[Recorded information — start]
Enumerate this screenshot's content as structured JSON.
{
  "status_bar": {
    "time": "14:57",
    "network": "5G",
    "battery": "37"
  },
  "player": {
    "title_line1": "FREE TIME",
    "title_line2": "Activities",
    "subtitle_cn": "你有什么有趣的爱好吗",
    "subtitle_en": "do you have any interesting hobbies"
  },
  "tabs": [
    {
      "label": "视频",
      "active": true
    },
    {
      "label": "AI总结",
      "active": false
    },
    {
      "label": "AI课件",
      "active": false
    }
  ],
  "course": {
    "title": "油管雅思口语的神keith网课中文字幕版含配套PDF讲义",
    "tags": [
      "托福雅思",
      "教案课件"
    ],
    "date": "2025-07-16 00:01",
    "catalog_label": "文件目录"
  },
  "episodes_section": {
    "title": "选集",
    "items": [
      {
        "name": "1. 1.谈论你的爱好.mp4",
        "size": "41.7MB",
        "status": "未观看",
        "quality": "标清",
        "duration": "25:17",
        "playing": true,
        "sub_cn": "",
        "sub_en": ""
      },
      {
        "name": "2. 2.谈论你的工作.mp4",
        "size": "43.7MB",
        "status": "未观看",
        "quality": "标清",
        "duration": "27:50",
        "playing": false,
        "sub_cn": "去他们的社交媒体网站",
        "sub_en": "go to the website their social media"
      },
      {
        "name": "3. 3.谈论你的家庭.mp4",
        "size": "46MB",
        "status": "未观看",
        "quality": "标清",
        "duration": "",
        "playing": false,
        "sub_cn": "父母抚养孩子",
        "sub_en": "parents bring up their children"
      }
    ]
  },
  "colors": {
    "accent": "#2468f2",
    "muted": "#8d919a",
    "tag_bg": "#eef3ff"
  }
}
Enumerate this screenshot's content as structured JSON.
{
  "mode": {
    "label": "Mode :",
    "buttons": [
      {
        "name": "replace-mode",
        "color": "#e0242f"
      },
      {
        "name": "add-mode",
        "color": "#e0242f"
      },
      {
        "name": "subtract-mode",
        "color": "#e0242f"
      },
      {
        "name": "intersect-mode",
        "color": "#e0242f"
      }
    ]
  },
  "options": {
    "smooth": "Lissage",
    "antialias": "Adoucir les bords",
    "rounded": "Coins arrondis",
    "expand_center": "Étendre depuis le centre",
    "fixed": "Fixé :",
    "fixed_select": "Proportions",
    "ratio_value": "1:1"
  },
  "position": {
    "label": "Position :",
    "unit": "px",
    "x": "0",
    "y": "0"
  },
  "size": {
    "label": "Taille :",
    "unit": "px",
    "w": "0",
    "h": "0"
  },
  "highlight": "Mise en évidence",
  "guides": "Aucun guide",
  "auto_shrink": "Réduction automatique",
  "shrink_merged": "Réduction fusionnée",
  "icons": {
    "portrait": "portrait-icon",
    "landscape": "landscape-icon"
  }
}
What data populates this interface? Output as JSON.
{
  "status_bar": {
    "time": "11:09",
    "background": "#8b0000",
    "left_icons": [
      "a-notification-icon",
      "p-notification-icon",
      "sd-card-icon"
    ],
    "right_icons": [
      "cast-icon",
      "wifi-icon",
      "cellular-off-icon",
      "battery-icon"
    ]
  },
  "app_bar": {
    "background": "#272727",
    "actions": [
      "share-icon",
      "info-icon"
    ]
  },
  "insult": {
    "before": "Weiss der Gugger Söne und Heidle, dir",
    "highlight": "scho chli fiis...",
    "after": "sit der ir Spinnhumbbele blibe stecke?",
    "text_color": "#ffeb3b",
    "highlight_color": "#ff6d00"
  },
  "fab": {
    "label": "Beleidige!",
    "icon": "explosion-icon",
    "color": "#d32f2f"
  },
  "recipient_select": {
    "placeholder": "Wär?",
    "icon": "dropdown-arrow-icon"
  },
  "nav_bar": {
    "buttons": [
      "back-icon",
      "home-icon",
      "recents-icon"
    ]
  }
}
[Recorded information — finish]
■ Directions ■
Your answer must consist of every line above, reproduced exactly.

■ Result ■
Enumerate this screenshot's content as structured JSON.
{
  "status_bar": {
    "time": "14:57",
    "network": "5G",
    "battery": "37"
  },
  "player": {
    "title_line1": "FREE TIME",
    "title_line2": "Activities",
    "subtitle_cn": "你有什么有趣的爱好吗",
    "subtitle_en": "do you have any interesting hobbies"
  },
  "tabs": [
    {
      "label": "视频",
      "active": true
    },
    {
      "label": "AI总结",
      "active": false
    },
    {
      "label": "AI课件",
      "active": false
    }
  ],
  "course": {
    "title": "油管雅思口语的神keith网课中文字幕版含配套PDF讲义",
    "tags": [
      "托福雅思",
      "教案课件"
    ],
    "date": "2025-07-16 00:01",
    "catalog_label": "文件目录"
  },
  "episodes_section": {
    "title": "选集",
    "items": [
      {
        "name": "1. 1.谈论你的爱好.mp4",
        "size": "41.7MB",
        "status": "未观看",
        "quality": "标清",
        "duration": "25:17",
        "playing": true,
        "sub_cn": "",
        "sub_en": ""
      },
      {
        "name": "2. 2.谈论你的工作.mp4",
        "size": "43.7MB",
        "status": "未观看",
        "quality": "标清",
        "duration": "27:50",
        "playing": false,
        "sub_cn": "去他们的社交媒体网站",
        "sub_en": "go to the website their social media"
      },
      {
        "name": "3. 3.谈论你的家庭.mp4",
        "size": "46MB",
        "status": "未观看",
        "quality": "标清",
        "duration": "",
        "playing": false,
        "sub_cn": "父母抚养孩子",
        "sub_en": "parents bring up their children"
      }
    ]
  },
  "colors": {
    "accent": "#2468f2",
    "muted": "#8d919a",
    "tag_bg": "#eef3ff"
  }
}
Enumerate this screenshot's content as structured JSON.
{
  "mode": {
    "label": "Mode :",
    "buttons": [
      {
        "name": "replace-mode",
        "color": "#e0242f"
      },
      {
        "name": "add-mode",
        "color": "#e0242f"
      },
      {
        "name": "subtract-mode",
        "color": "#e0242f"
      },
      {
        "name": "intersect-mode",
        "color": "#e0242f"
      }
    ]
  },
  "options": {
    "smooth": "Lissage",
    "antialias": "Adoucir les bords",
    "rounded": "Coins arrondis",
    "expand_center": "Étendre depuis le centre",
    "fixed": "Fixé :",
    "fixed_select": "Proportions",
    "ratio_value": "1:1"
  },
  "position": {
    "label": "Position :",
    "unit": "px",
    "x": "0",
    "y": "0"
  },
  "size": {
    "label": "Taille :",
    "unit": "px",
    "w": "0",
    "h": "0"
  },
  "highlight": "Mise en évidence",
  "guides": "Aucun guide",
  "auto_shrink": "Réduction automatique",
  "shrink_merged": "Réduction fusionnée",
  "icons": {
    "portrait": "portrait-icon",
    "landscape": "landscape-icon"
  }
}
What data populates this interface? Output as JSON.
{
  "status_bar": {
    "time": "11:09",
    "background": "#8b0000",
    "left_icons": [
      "a-notification-icon",
      "p-notification-icon",
      "sd-card-icon"
    ],
    "right_icons": [
      "cast-icon",
      "wifi-icon",
      "cellular-off-icon",
      "battery-icon"
    ]
  },
  "app_bar": {
    "background": "#272727",
    "actions": [
      "share-icon",
      "info-icon"
    ]
  },
  "insult": {
    "before": "Weiss der Gugger Söne und Heidle, dir",
    "highlight": "scho chli fiis...",
    "after": "sit der ir Spinnhumbbele blibe stecke?",
    "text_color": "#ffeb3b",
    "highlight_color": "#ff6d00"
  },
  "fab": {
    "label": "Beleidige!",
    "icon": "explosion-icon",
    "color": "#d32f2f"
  },
  "recipient_select": {
    "placeholder": "Wär?",
    "icon": "dropdown-arrow-icon"
  },
  "nav_bar": {
    "buttons": [
      "back-icon",
      "home-icon",
      "recents-icon"
    ]
  }
}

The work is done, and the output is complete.